These cuts were to a sector that was already chronically under resourced and have been so unevenly distributed that in fact the centre with the lowest funding was cut by over 30%.

The visualisations below speak volumes:

atAGlance-VAW-1--Physical--sexual-and-psychological-violence-EU27-EU27-EN-740.entitled

 

Emotional response to the most serious incident of physical and/or sexual violence by a partner since the age of 15:

crossCountry-VAW-AllSubset-01--All-DVS_B01-EU27-EU27-EN-740.entitled

Experiencing any form of stalking from the age of 15:

euBars-VAW-AllSubset-01--All-DVS_D01-EN-740.entitled

 

In general, how common do think that violence against women is in your country:

crossCountry-VAW-AllSubset-01--All-DVS_H01-EU27-EU27-EN-740.entitled

Find the complete research here: http://fra.europa.eu/DVS/DVT/vaw.php

 

 

advice, domestic violence, feminism, feminist, misogyny, sexism, strenght, violence, women

Lauren Luke’s “How to Look Your Best the Morning After”

Trigger Warning: Domestic Violence.

Lauren Luke is a well-known make-up artist and entrepreneur sporting her own cosmetics brand; in this advertisement, she lends her artistic skills to depict the horrors of domestic violence for organisation Refuge.

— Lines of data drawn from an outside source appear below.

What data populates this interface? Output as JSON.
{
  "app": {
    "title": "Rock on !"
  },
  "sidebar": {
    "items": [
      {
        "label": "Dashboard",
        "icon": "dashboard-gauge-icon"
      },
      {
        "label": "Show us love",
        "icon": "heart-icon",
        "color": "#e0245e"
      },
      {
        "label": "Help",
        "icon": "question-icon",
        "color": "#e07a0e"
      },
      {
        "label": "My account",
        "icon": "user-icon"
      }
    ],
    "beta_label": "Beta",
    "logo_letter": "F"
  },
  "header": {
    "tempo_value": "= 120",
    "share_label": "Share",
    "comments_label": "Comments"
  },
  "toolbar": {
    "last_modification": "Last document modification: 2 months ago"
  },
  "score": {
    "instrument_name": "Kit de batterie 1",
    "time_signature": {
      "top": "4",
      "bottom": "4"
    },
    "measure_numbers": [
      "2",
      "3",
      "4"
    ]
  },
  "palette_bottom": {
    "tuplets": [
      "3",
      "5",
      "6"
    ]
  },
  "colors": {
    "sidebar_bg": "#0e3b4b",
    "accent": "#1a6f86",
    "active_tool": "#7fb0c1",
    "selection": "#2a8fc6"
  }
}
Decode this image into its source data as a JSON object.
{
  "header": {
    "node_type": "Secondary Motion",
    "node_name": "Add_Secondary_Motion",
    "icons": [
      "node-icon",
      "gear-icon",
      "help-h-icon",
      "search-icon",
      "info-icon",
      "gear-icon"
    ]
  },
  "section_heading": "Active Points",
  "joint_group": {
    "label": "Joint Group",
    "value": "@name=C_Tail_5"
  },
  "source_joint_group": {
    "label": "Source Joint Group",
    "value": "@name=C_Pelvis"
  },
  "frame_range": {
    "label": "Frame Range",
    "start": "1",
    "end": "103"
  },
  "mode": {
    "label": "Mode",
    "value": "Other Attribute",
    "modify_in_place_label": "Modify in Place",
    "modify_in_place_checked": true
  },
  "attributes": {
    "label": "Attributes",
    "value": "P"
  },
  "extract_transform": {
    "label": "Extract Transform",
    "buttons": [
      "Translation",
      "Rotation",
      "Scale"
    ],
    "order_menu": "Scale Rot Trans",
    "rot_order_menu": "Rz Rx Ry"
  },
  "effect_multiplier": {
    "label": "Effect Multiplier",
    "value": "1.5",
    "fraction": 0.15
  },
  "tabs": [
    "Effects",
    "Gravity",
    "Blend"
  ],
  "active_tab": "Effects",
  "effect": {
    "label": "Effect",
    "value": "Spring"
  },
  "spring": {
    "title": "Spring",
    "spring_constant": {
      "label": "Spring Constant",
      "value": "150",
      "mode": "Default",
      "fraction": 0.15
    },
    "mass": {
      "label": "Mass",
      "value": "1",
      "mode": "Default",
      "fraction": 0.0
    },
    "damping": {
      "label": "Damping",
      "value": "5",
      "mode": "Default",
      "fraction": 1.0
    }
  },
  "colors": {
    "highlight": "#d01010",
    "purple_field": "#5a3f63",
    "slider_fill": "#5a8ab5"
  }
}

In the short piece we see Lauren’s face close-up, worryingly bruised and battered, her aim in the video being to educate her viewers on how to cover up; however, while most cosmetic tutorials on covering up will concentrate on blemishes or blackheads, Lauren is covering up the evidence of domestic abuse. Within the less-than-two-minute video, Lauren hints at the shocking cause of her dishevelment, casually dropping in references such as a “jealous type of partner.” having a “rough time” lately, and being uses being “pushed into a coffee table” as the cause of her bruising. 

The advert finishes extremely suddenly when a sound from off-camera alerts Lauren to her “jealous type partners” return home; she hastily blacks out the webcam and is replaced with the statistic:

65% of women who suffer domestic violence keep it hidden. Don’t cover it up.

The message is clear.

 

abuse, domestic violence, feminism, feminist, misogyny, violence, women

Calling “Cut” on Domestic Violence, Keira Knightly Supports Women’s Aid

Trigger warning: Domestic Violence.

UK-based domestic abuse charity Women’s Aid depicts the shocking horror of domestic violence, performed by academy award nominee Keira Knightly. Domestic violence continues to affect both women and men worldwide, both physically and mentally. The affects are dire and catastrophic; people in abusive relationships often feel trapped, stifled and far too insecure to leave the relationship while others are physically and psychologically threatened if they attempt to do so. The results are evident with an estimated two women a week dying as a result of an abusive relationship.

The short film, chillingly, depicts Knightly playing herself – a high-profile, world renowned actor – suffering at the hands of a jealous, abusive partner. Knightly seemingly mistakes the attack for an act, and attempts to remind him that abuse and violence is not part of the script, is not what should be happening to her or any women. The film ends with the powerful dictation:

Isn’t It Time Someone Called Cut?